While Juncker called broadly for increasing the EU’s long-standing, self-imposed budget limit of roughly 1 percent of economic output, or GDP, Oettinger proposed a specific mix of cuts and increases. He said half of the Brexit hole should be filled by cuts to existing programs, and half should be filled with “fresh money,” mainly increased budget contributions by wealthy EU countries.
As for new spending, he said 20 percent should come from “restructuring” — read: cuts — and 80 percent again from “fresh money,” which could also include new tax revenues in addition to budget payments by member countries.
While he noted that cuts would be painful, Oettinger said that some programs should be sacrosanct, including the Erasmus education program and Horizon 2020 innovation projects, because, he said, “they are about our future.”
Oettinger poked fun at the EU’s bureaucratic budget headings, coded by letters and numbers. “Does somebody even know what they mean? No,” he said, answering his own question. “We need to make the whole thing more readable.”
“If you want to finance what we need for migration by making cuts on cohesion policy, you are going to split the European family. We have enough splits as it is” — Günther Oettinger
In defending cohesion funds that support programs in economically poorer EU countries, Oettinger used Bulgaria as an example of where investments must continue to be made. Without mentioning them by name, his point was a warning to Poland and Hungary, two countries that have clashed with the Commission on democratic standards and experienced rising standards of living in recent years.
The message: Cohesion funds should benefit countries where people are truly struggling, not those already well on the path to middle-class standards.
Oettinger also put a premium on maintaining unity among the EU 27, and he repeatedly stressed how hard it would be to unite all 27 in support of a budget compromise.
“If you want to finance what we need for migration by making cuts on cohesion policy, you are going to split the European family,” he said. “We have enough splits as it is. We need to be more intelligent. We can make reasonable cuts to cohesion policy, 5 to 10 percent, but at the same time we need new money to deal with migration by funding our borders.”
He suggested reaching a budget deal would show up some of the world’s strongmen.
“Once the Brits have sadly left us, then I think it will be a sign of good governance and ability to act in Europe to do this, and we can surprise the external world where we see people like Trump, and Erdoğan and Putin,” he said. “We are capable of operating on a democratic basis and achieving unanimity but that will depend on everybody participating, remaining open and being ready to strike compromises somewhere in the middle.”
Oettinger’s mantra, if there was one, was about adding value | John Thys/AFP via Getty Images

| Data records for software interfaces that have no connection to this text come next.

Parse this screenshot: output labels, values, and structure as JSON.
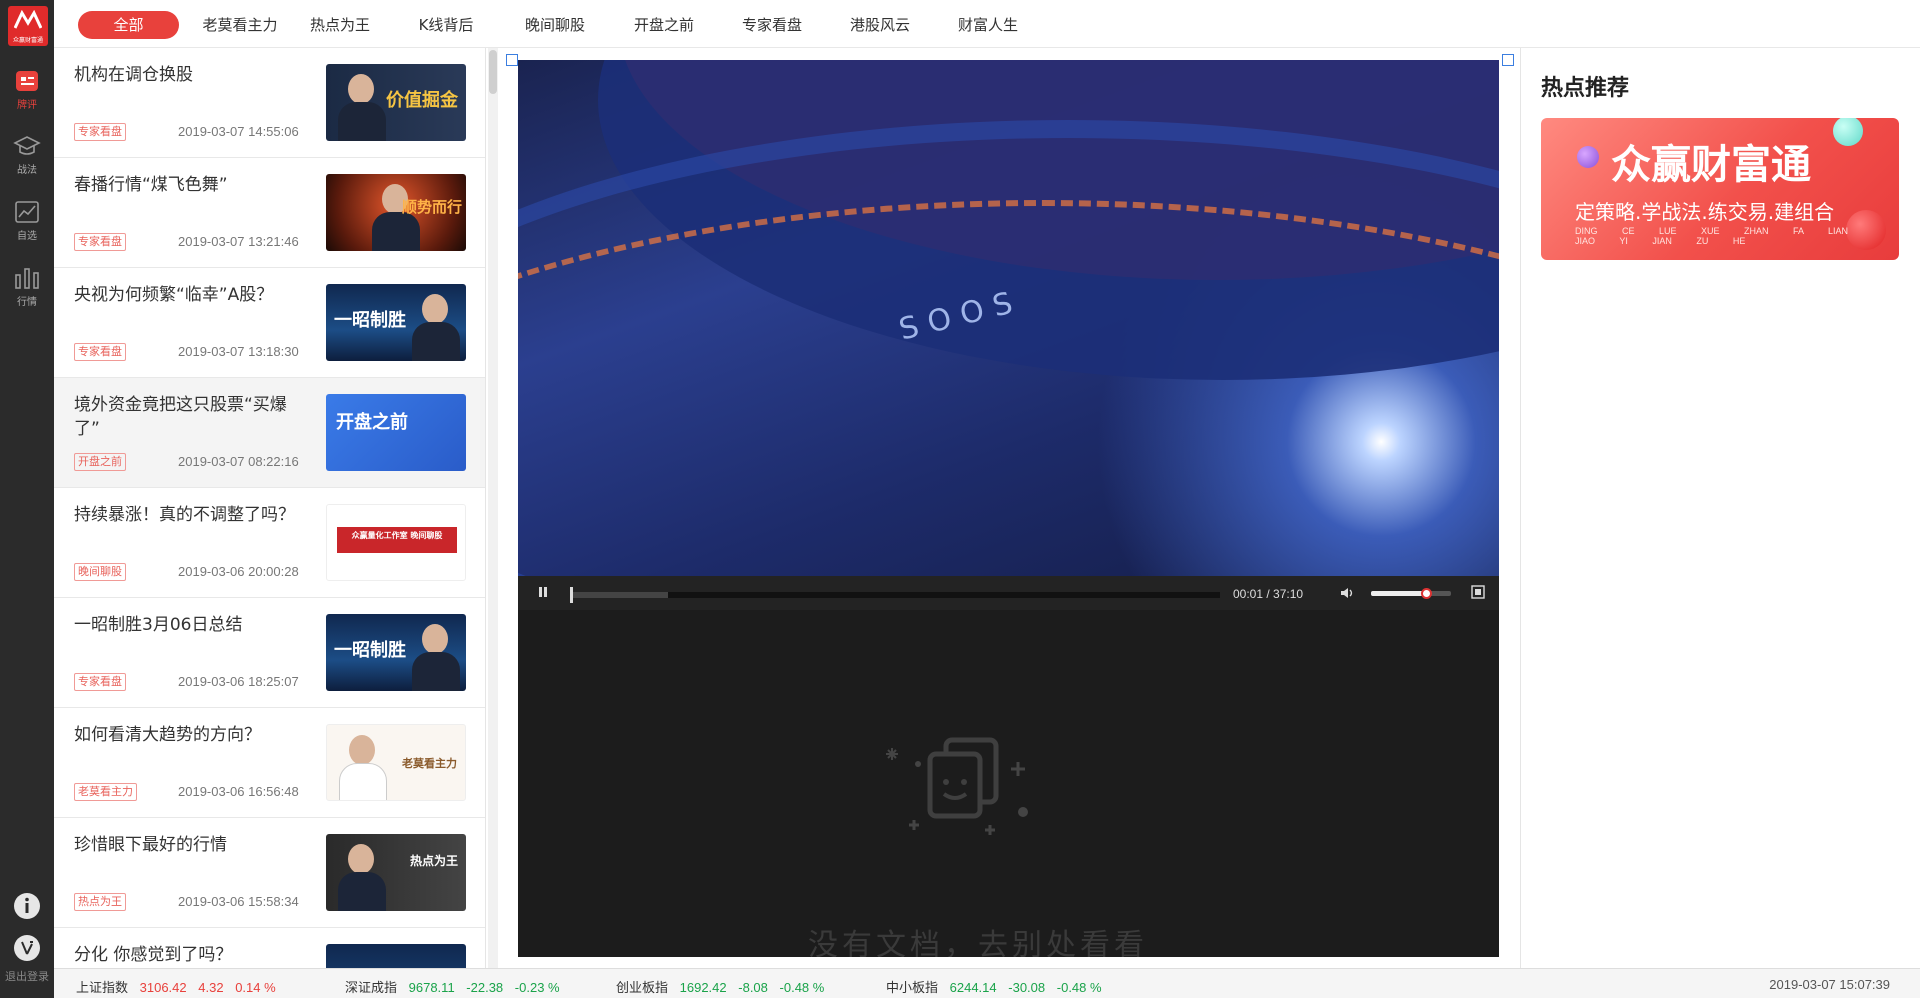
{
  "app": {
    "logo_text": "众赢财富通",
    "rail": [
      {
        "label": "牌评",
        "icon": "news-icon",
        "active": true
      },
      {
        "label": "战法",
        "icon": "graduation-cap-icon",
        "active": false
      },
      {
        "label": "自选",
        "icon": "trend-chart-icon",
        "active": false
      },
      {
        "label": "行情",
        "icon": "bar-chart-icon",
        "active": false
      }
    ],
    "logout_label": "退出登录"
  },
  "tabs": [
    "全部",
    "老莫看主力",
    "热点为王",
    "K线背后",
    "晚间聊股",
    "开盘之前",
    "专家看盘",
    "港股风云",
    "财富人生"
  ],
  "list": [
    {
      "title": "机构在调仓换股",
      "tag": "专家看盘",
      "time": "2019-03-07 14:55:06",
      "thumb_text": "价值掘金"
    },
    {
      "title": "春播行情“煤飞色舞”",
      "tag": "专家看盘",
      "time": "2019-03-07 13:21:46",
      "thumb_text": "顺势而行"
    },
    {
      "title": "央视为何频繁“临幸”A股？",
      "tag": "专家看盘",
      "time": "2019-03-07 13:18:30",
      "thumb_text": "一昭制胜"
    },
    {
      "title": "境外资金竟把这只股票“买爆了”",
      "tag": "开盘之前",
      "time": "2019-03-07 08:22:16",
      "thumb_text": "开盘之前"
    },
    {
      "title": "持续暴涨！真的不调整了吗？",
      "tag": "晚间聊股",
      "time": "2019-03-06 20:00:28",
      "thumb_text": "众赢量化工作室 晚间聊股"
    },
    {
      "title": "一昭制胜3月06日总结",
      "tag": "专家看盘",
      "time": "2019-03-06 18:25:07",
      "thumb_text": "一昭制胜"
    },
    {
      "title": "如何看清大趋势的方向？",
      "tag": "老莫看主力",
      "time": "2019-03-06 16:56:48",
      "thumb_text": "老莫看主力"
    },
    {
      "title": "珍惜眼下最好的行情",
      "tag": "热点为王",
      "time": "2019-03-06 15:58:34",
      "thumb_text": "热点为王"
    },
    {
      "title": "分化 你感觉到了吗？",
      "tag": "",
      "time": "",
      "thumb_text": ""
    }
  ],
  "player": {
    "time": "00:01 / 37:10",
    "progress": 0.0004,
    "buffered": 0.15,
    "volume": 0.7,
    "overlay_text": "SOOS",
    "no_doc_text": "没有文档，去别处看看"
  },
  "right": {
    "heading": "热点推荐",
    "banner_title": "众赢财富通",
    "banner_sub": "定策略.学战法.练交易.建组合",
    "banner_pinyin": "DING CE LUE XUE ZHAN FA LIAN JIAO YI JIAN ZU HE"
  },
  "footer": {
    "indices": [
      {
        "name": "上证指数",
        "value": "3106.42",
        "change": "4.32",
        "pct": "0.14 %",
        "dir": "up"
      },
      {
        "name": "深证成指",
        "value": "9678.11",
        "change": "-22.38",
        "pct": "-0.23 %",
        "dir": "down"
      },
      {
        "name": "创业板指",
        "value": "1692.42",
        "change": "-8.08",
        "pct": "-0.48 %",
        "dir": "down"
      },
      {
        "name": "中小板指",
        "value": "6244.14",
        "change": "-30.08",
        "pct": "-0.48 %",
        "dir": "down"
      }
    ],
    "datetime": "2019-03-07 15:07:39"
  },
  "colors": {
    "accent": "#e8413c",
    "rail": "#2b2b2b",
    "up": "#e8413c",
    "down": "#1aa34a"
  }
}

His message was reinforced by German Foreign Minister Sigmar Gabriel, who also gave a speech at the conference, in which he said EU countries should not think of themselves as net contributors or net recipients but as “net winners.”
Oettinger’s mantra, if there was one, was about adding value. It was a talking point that Juncker also hit upon, as did other Commission officials who spoke at the conference. But Oettinger was the one who summed it up best.
“Security, economic strength, competitiveness, solidarity and sustainability with added value,” he said, summarizing his message. “We only want to invest euros if we can demonstrate there is added value and we want member states then to give us those euros so we can deliver that added value in the interest of better, more efficient European policies.”
Florian Eder contributed reporting.